Cellulosic biomass is one of the most abundant industrial waste products and an appealing substrate for biorefining strategies to produce biofuels by fermentation. The metabolic engineering of fermentative bacteria, such as the thermophile Geobacillus thermoglucosidasius, for high bioethanol yield is well characterised. This has been traditionally facilitated by an economically inefficient multistep process referred to as separate hydrolysis and fermentation (SHF), in which the enzymatic hydrolysis of the cellulosic substrate and fermentation of the liberated sugars is performed sequentially.Consolidated bioprocessing (CBP) involves performing these two process steps simultaneously, by either introducing cellulolytic capabilities into naturally fermentative organisms or implementing fermentative capabilities in cellulolytic organisms through metabolic engineering. CBP is believed to be a potentially cost-efficient and commercially viable way to produce cellulosic biofuels since the feedback inhibition of glycosyl hydrolases by monosaccharides as they are released is reduced by their rapid conversion through microbial fermentation. This results in faster rates of production and higher yields than those possible with SHF. Furthermore, CBP offers energy savings by removing the need for a complex multistage process with multiple heating and cooling steps.The aim of the present project is the engineering of CBP capabilities in the ethanologen G. thermoglucosidasius through the heterologous secretion of active glycosyl hydrolases into the extracellular milieu or employing surface-layer homology domains to attach them to the bacterial cell-wall.
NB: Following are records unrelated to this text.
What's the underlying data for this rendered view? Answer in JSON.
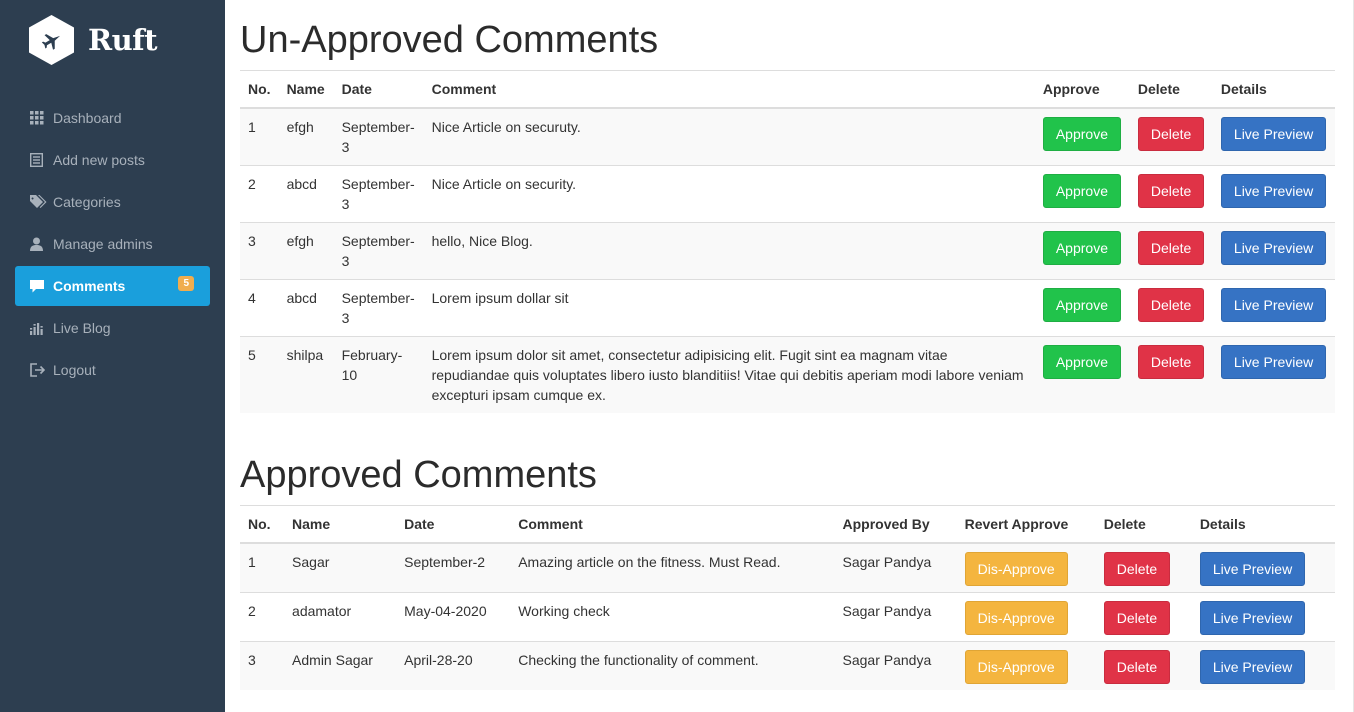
{
  "brand": {
    "name": "Ruft"
  },
  "sidebar": {
    "items": [
      {
        "label": "Dashboard",
        "icon": "grid-icon"
      },
      {
        "label": "Add new posts",
        "icon": "list-icon"
      },
      {
        "label": "Categories",
        "icon": "tags-icon"
      },
      {
        "label": "Manage admins",
        "icon": "user-icon"
      },
      {
        "label": "Comments",
        "icon": "comment-icon",
        "active": true,
        "badge": "5"
      },
      {
        "label": "Live Blog",
        "icon": "bars-icon"
      },
      {
        "label": "Logout",
        "icon": "logout-icon"
      }
    ]
  },
  "unapproved": {
    "title": "Un-Approved Comments",
    "headers": [
      "No.",
      "Name",
      "Date",
      "Comment",
      "Approve",
      "Delete",
      "Details"
    ],
    "rows": [
      {
        "no": "1",
        "name": "efgh",
        "date": "September-3",
        "comment": "Nice Article on securuty."
      },
      {
        "no": "2",
        "name": "abcd",
        "date": "September-3",
        "comment": "Nice Article on security."
      },
      {
        "no": "3",
        "name": "efgh",
        "date": "September-3",
        "comment": "hello, Nice Blog."
      },
      {
        "no": "4",
        "name": "abcd",
        "date": "September-3",
        "comment": "Lorem ipsum dollar sit"
      },
      {
        "no": "5",
        "name": "shilpa",
        "date": "February-10",
        "comment": "Lorem ipsum dolor sit amet, consectetur adipisicing elit. Fugit sint ea magnam vitae repudiandae quis voluptates libero iusto blanditiis! Vitae qui debitis aperiam modi labore veniam excepturi ipsam cumque ex."
      }
    ],
    "approve_label": "Approve",
    "delete_label": "Delete",
    "preview_label": "Live Preview"
  },
  "approved": {
    "title": "Approved Comments",
    "headers": [
      "No.",
      "Name",
      "Date",
      "Comment",
      "Approved By",
      "Revert Approve",
      "Delete",
      "Details"
    ],
    "rows": [
      {
        "no": "1",
        "name": "Sagar",
        "date": "September-2",
        "comment": "Amazing article on the fitness. Must Read.",
        "approved_by": "Sagar Pandya"
      },
      {
        "no": "2",
        "name": "adamator",
        "date": "May-04-2020",
        "comment": "Working check",
        "approved_by": "Sagar Pandya"
      },
      {
        "no": "3",
        "name": "Admin Sagar",
        "date": "April-28-20",
        "comment": "Checking the functionality of comment.",
        "approved_by": "Sagar Pandya"
      }
    ],
    "disapprove_label": "Dis-Approve",
    "delete_label": "Delete",
    "preview_label": "Live Preview"
  },
  "colors": {
    "sidebar_bg": "#2d3e50",
    "active_item": "#1a9fdc",
    "approve": "#21c34b",
    "delete": "#e03347",
    "preview": "#3673c4",
    "disapprove": "#f4b53f",
    "badge": "#f0ad4e"
  }
}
Iterative optimisation will serve to evaluate the feasibility of CBP as a strategy for production of biofuels from lignocellulose using G. thermoglucosidasius.
|Date of Award||1 Apr 2016|
|Sponsors||Biotechnology and Biological Sciences Research Council|
|Supervisor||David Leak (Supervisor)|